If I was a hermit, I could certainly manage with a single pair of shoes. However, while I’m a big proponent of minimalism, I don’t believe it should detract from my experience of life. Therefore, I hope my little discourse on shoes (which may appear somewhat trivial at first glance) illuminates a more important point: that minimalist living is not so much about living with as little as possible—but rather, as little as possible to meet your needs.

(Note: I also started a thread on this topic over at The Simple Living Network; please see the excellent discussion there if you want to read more about simplifying your shoes!)

The Minimalist Wardrobe: Choose a Base Color

Once upon a time, the clothes in my closet ran the gamut of colors—I had warm hues, cool hues, neutrals, pastels, jewel tones, etc. What’s more, I had a variety of accessories to “match” this rainbow of apparel.

No more. In my quest for a minimalist closet, I found the secret to a well-edited wardrobe: choosing a base color.

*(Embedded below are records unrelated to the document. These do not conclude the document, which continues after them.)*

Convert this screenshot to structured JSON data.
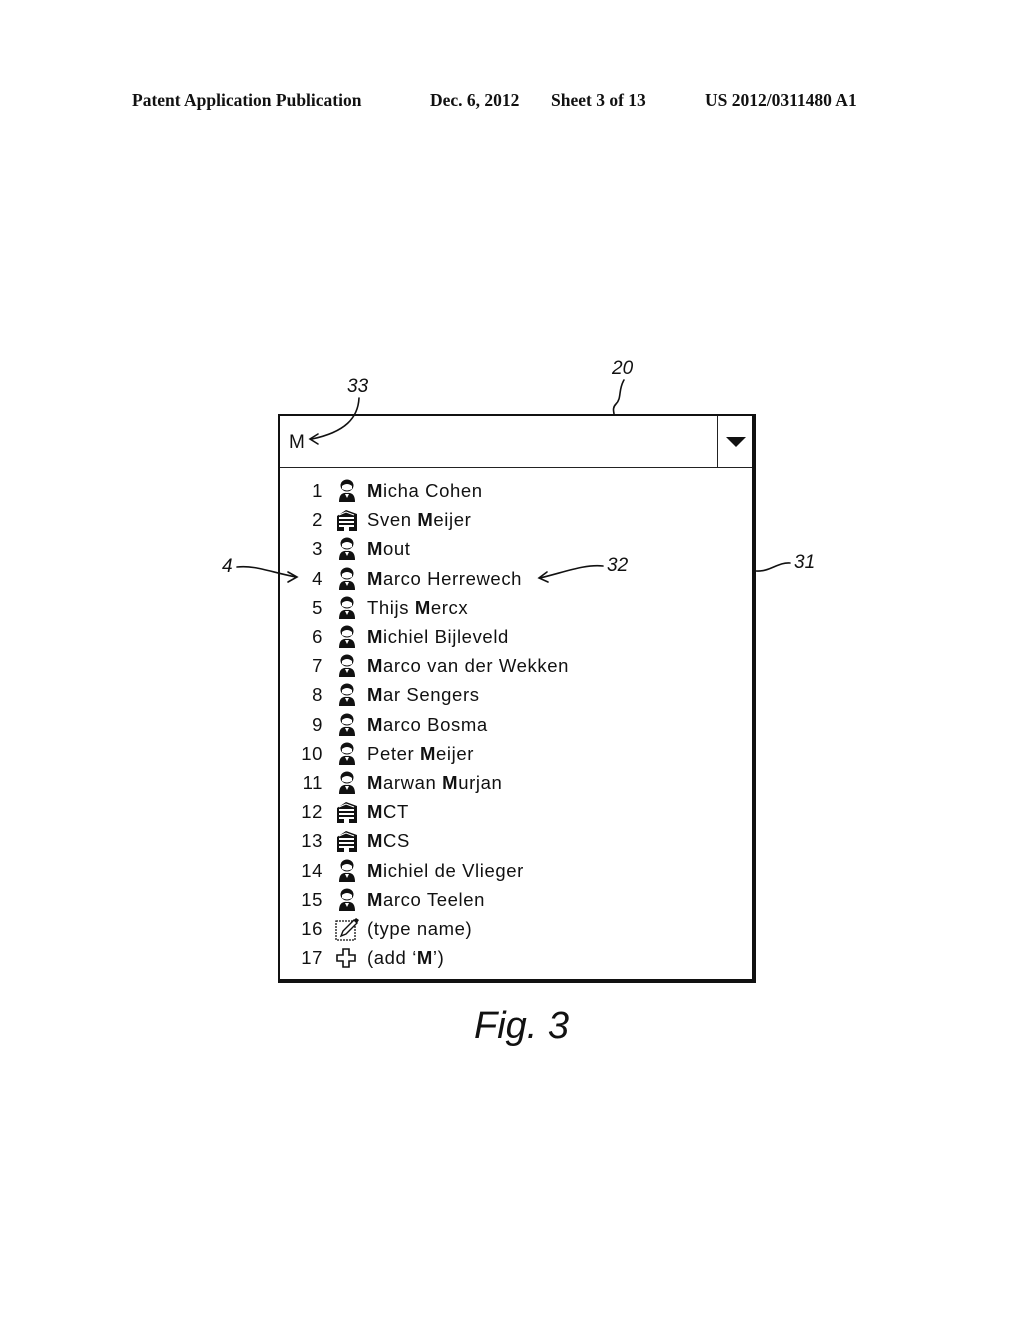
{
  "header": {
    "publication": "Patent Application Publication",
    "date": "Dec. 6, 2012",
    "sheet": "Sheet 3 of 13",
    "number": "US 2012/0311480 A1"
  },
  "widget": {
    "input_value": "M",
    "dropdown_icon": "triangle-down-icon",
    "items": [
      {
        "num": "1",
        "icon": "person-icon",
        "label": "Micha Cohen",
        "highlight": "M"
      },
      {
        "num": "2",
        "icon": "building-icon",
        "label": "Sven Meijer",
        "highlight": "M"
      },
      {
        "num": "3",
        "icon": "person-icon",
        "label": "Mout",
        "highlight": "M"
      },
      {
        "num": "4",
        "icon": "person-icon",
        "label": "Marco Herrewech",
        "highlight": "M"
      },
      {
        "num": "5",
        "icon": "person-icon",
        "label": "Thijs Mercx",
        "highlight": "M"
      },
      {
        "num": "6",
        "icon": "person-icon",
        "label": "Michiel Bijleveld",
        "highlight": "M"
      },
      {
        "num": "7",
        "icon": "person-icon",
        "label": "Marco van der Wekken",
        "highlight": "M"
      },
      {
        "num": "8",
        "icon": "person-icon",
        "label": "Mar Sengers",
        "highlight": "M"
      },
      {
        "num": "9",
        "icon": "person-icon",
        "label": "Marco Bosma",
        "highlight": "M"
      },
      {
        "num": "10",
        "icon": "person-icon",
        "label": "Peter Meijer",
        "highlight": "M"
      },
      {
        "num": "11",
        "icon": "person-icon",
        "label": "Marwan Murjan",
        "highlight": "M"
      },
      {
        "num": "12",
        "icon": "building-icon",
        "label": "MCT",
        "highlight": "M"
      },
      {
        "num": "13",
        "icon": "building-icon",
        "label": "MCS",
        "highlight": "M"
      },
      {
        "num": "14",
        "icon": "person-icon",
        "label": "Michiel de Vlieger",
        "highlight": "M"
      },
      {
        "num": "15",
        "icon": "person-icon",
        "label": "Marco Teelen",
        "highlight": "M"
      },
      {
        "num": "16",
        "icon": "edit-icon",
        "label": "(type name)",
        "highlight": ""
      },
      {
        "num": "17",
        "icon": "plus-icon",
        "label": "(add ‘M’)",
        "highlight": "M"
      }
    ]
  },
  "callouts": {
    "input_field": "33",
    "widget": "20",
    "list_item": "32",
    "list_box": "31",
    "item_number": "4"
  },
  "figure_label": "Fig. 3"
}
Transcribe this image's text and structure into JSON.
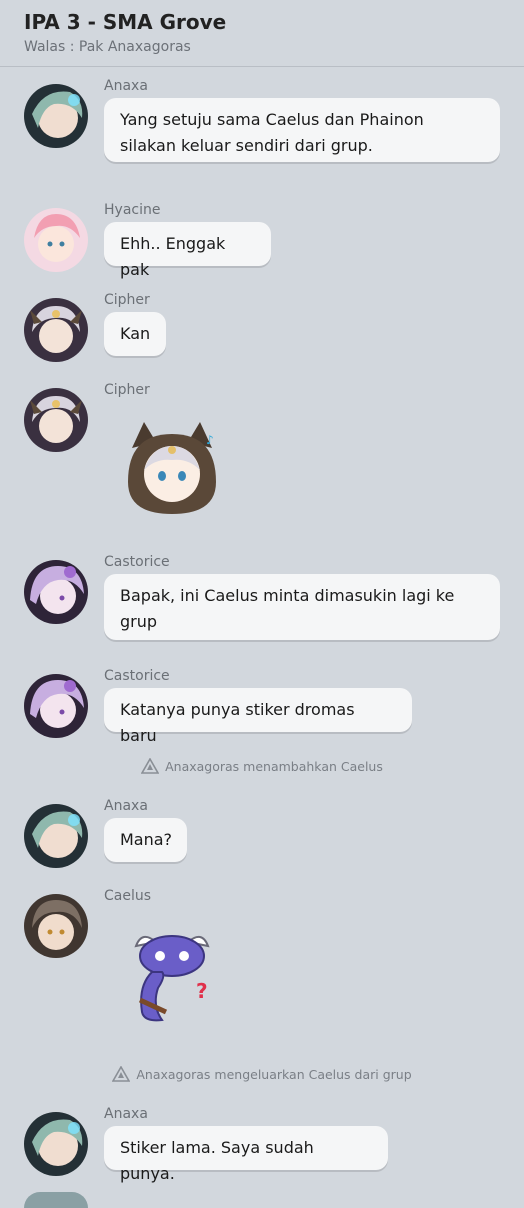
{
  "header": {
    "title": "IPA 3 - SMA Grove",
    "subtitle": "Walas : Pak Anaxagoras"
  },
  "messages": [
    {
      "sender": "Anaxa",
      "text": "Yang setuju sama Caelus dan Phainon\nsilakan keluar sendiri dari grup."
    },
    {
      "sender": "Hyacine",
      "text": "Ehh.. Enggak pak"
    },
    {
      "sender": "Cipher",
      "text": "Kan"
    },
    {
      "sender": "Cipher",
      "sticker": "cat-hood-sticker"
    },
    {
      "sender": "Castorice",
      "text": "Bapak, ini Caelus minta dimasukin lagi ke\ngrup"
    },
    {
      "sender": "Castorice",
      "text": "Katanya punya stiker dromas baru"
    },
    {
      "system": "Anaxagoras menambahkan Caelus"
    },
    {
      "sender": "Anaxa",
      "text": "Mana?"
    },
    {
      "sender": "Caelus",
      "sticker": "dromas-question-sticker"
    },
    {
      "system": "Anaxagoras mengeluarkan Caelus dari grup"
    },
    {
      "sender": "Anaxa",
      "text": "Stiker lama. Saya sudah punya."
    }
  ],
  "colors": {
    "background": "#d2d7dd",
    "bubble": "#f5f6f7",
    "anaxa": "#7fa79f",
    "hyacine": "#f2a8b8",
    "cipher": "#8c7aa8",
    "castorice": "#b79ad0",
    "caelus": "#8a7b6c"
  }
}
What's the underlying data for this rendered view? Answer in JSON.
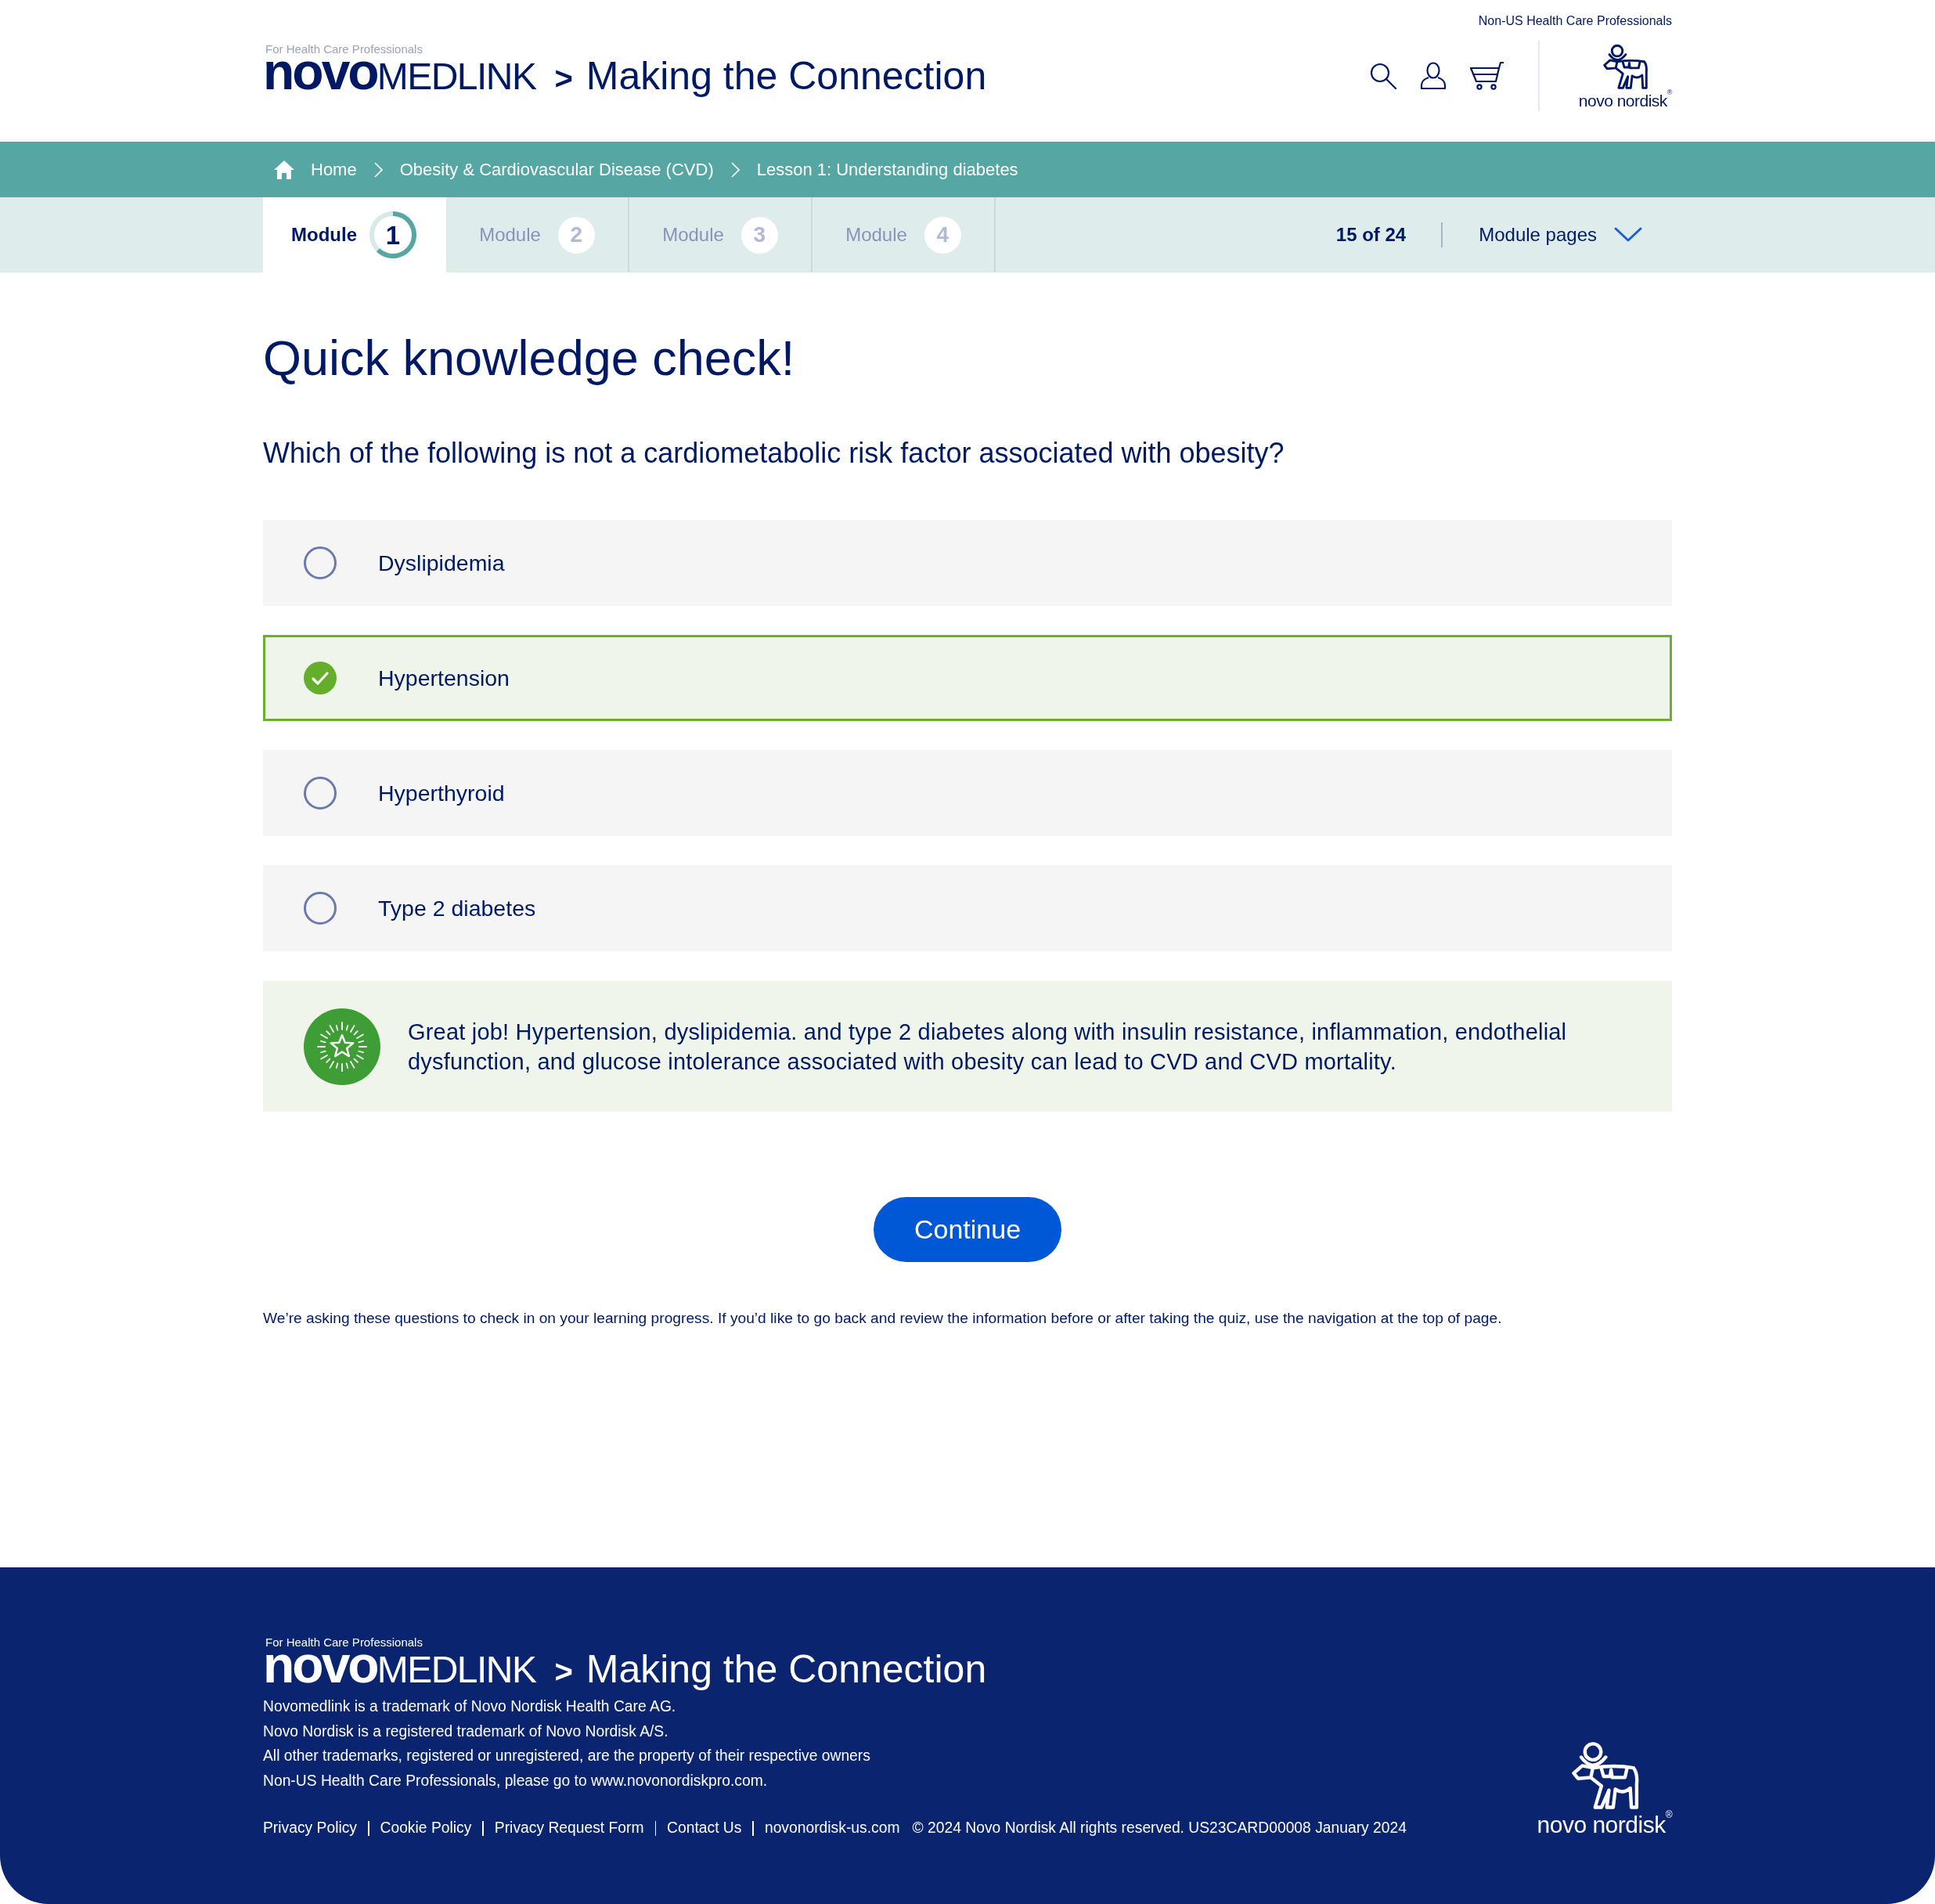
{
  "header": {
    "top_link": "Non-US Health Care Professionals",
    "logo": {
      "tagline": "For Health Care Professionals",
      "brand": "**novo**MEDLINK",
      "title": "**>** Making the Connection"
    },
    "company_logo": "novo nordisk$^{®}$"
  },
  "breadcrumbs": [
    {
      "label": "Home",
      "kind": "home"
    },
    {
      "label": "Obesity & Cardiovascular Disease (CVD)",
      "kind": "link"
    },
    {
      "label": "Lesson 1: Understanding diabetes",
      "kind": "link"
    }
  ],
  "module_tabs": [
    {
      "label": "Module",
      "number": "1",
      "selected": true,
      "chart_data": {
        "type": "donut",
        "values": [
          62.5,
          37.5
        ]
      }
    },
    {
      "label": "Module",
      "number": "2",
      "selected": false
    },
    {
      "label": "Module",
      "number": "3",
      "selected": false
    },
    {
      "label": "Module",
      "number": "4",
      "selected": false
    }
  ],
  "page_counter": "15 of 24",
  "module_pages": {
    "label": "Module pages"
  },
  "quiz": {
    "title": "Quick knowledge check!",
    "question": "Which of the following is not a cardiometabolic risk factor associated with obesity?",
    "options": [
      {
        "label": "Dyslipidemia",
        "selected": false
      },
      {
        "label": "Hypertension",
        "selected": true
      },
      {
        "label": "Hyperthyroid",
        "selected": false
      },
      {
        "label": "Type 2 diabetes",
        "selected": false
      }
    ],
    "feedback": "Great job! Hypertension, dyslipidemia. and type 2 diabetes along with insulin resistance, inflammation, endothelial dysfunction, and glucose intolerance associated with obesity can lead to CVD and CVD mortality.",
    "continue_button": "Continue",
    "note": "We’re asking these questions to check in on your learning progress. If you’d like to go back and review the information before or after taking the quiz, use the navigation at the top of page."
  },
  "footer": {
    "logo": {
      "tagline": "For Health Care Professionals",
      "brand": "**novo**MEDLINK",
      "title": "**>** Making the Connection"
    },
    "lines": [
      "Novomedlink is a trademark of Novo Nordisk Health Care AG.",
      "Novo Nordisk is a registered trademark of Novo Nordisk A/S.",
      "All other trademarks, registered or unregistered, are the property of their respective owners",
      "Non-US Health Care Professionals, please go to www.novonordiskpro.com."
    ],
    "links": [
      "Privacy Policy",
      "Cookie Policy",
      "Privacy Request Form",
      "Contact Us",
      "novonordisk-us.com"
    ],
    "copyright": "© 2024 Novo Nordisk All rights reserved. US23CARD00008 January 2024",
    "company_logo": "novo nordisk$^{®}$"
  }
}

Ideally, your base color should be a neutral like black, brown, navy, or khaki. I chose black—mainly because it’s flattering on me, travels well, and hides stains (if I splash something on myself at lunch, I can still make it through the day without looking a mess!).

This strategy has transformed my look, my closet, and my shopping habits. For the most part, I stick to black for bottoms (like pants and skirts) and add color with tops. Almost anything goes with black, but my wardrobe consists mainly of grays, burgundies, purples, and blues. I also have gray pants, and a gray skirt, that I can wear with either black or colored tops.

Furthermore, I’ve been able to significantly pare down my accessories. I no longer have the need for footwear or handbags in varying shades of brown or navy. A black purse, or pair of shoes, goes with everything in my closet—which means I can get by (and still look put-together) with far fewer purses and pairs of shoes.

The surprising part: although my wardrobe is a fraction of the size it used to be, I never feel I have “nothing to wear.” In fact, I find that I look (and feel) more well-dressed than when I had two closets full of clothes. Building a wardrobe around a base color ensures that everything goes with everything else—even if I dressed in pitch darkness (or by pulling out pieces at random), I’d end up with a matching ensemble. It doesn’t get any better than that!